#### [DATA SUPPLIED]

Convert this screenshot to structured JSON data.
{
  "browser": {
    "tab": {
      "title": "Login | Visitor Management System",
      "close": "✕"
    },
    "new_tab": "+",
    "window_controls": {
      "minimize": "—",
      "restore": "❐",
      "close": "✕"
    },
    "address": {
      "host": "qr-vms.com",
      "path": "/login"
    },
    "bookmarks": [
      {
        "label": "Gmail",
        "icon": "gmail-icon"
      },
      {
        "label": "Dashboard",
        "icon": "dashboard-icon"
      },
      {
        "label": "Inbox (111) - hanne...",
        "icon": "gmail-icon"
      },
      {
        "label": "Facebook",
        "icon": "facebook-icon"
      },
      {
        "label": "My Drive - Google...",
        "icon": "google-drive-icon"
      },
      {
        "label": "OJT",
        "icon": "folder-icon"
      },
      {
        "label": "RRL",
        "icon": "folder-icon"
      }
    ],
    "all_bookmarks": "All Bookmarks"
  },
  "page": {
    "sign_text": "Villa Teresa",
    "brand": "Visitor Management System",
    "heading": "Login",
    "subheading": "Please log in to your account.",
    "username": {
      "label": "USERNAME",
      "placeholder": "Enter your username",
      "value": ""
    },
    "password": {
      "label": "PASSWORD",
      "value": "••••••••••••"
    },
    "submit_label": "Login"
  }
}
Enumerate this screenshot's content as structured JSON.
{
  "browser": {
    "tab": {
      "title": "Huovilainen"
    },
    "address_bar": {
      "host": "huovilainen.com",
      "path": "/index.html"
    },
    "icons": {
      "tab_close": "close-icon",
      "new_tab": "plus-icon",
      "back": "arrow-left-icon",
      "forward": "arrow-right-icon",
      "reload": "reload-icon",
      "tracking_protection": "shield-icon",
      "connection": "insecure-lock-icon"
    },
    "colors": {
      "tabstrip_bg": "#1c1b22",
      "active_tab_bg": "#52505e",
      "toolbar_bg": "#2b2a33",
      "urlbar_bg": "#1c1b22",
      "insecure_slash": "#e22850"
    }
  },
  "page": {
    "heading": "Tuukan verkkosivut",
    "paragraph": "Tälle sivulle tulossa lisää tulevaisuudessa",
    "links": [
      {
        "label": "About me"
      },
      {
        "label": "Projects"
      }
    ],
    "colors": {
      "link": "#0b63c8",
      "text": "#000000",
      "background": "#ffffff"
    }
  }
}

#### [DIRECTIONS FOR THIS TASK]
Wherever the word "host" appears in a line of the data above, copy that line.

#### [TASK OUTPUT]
      "host": "qr-vms.com",
      "host": "huovilainen.com",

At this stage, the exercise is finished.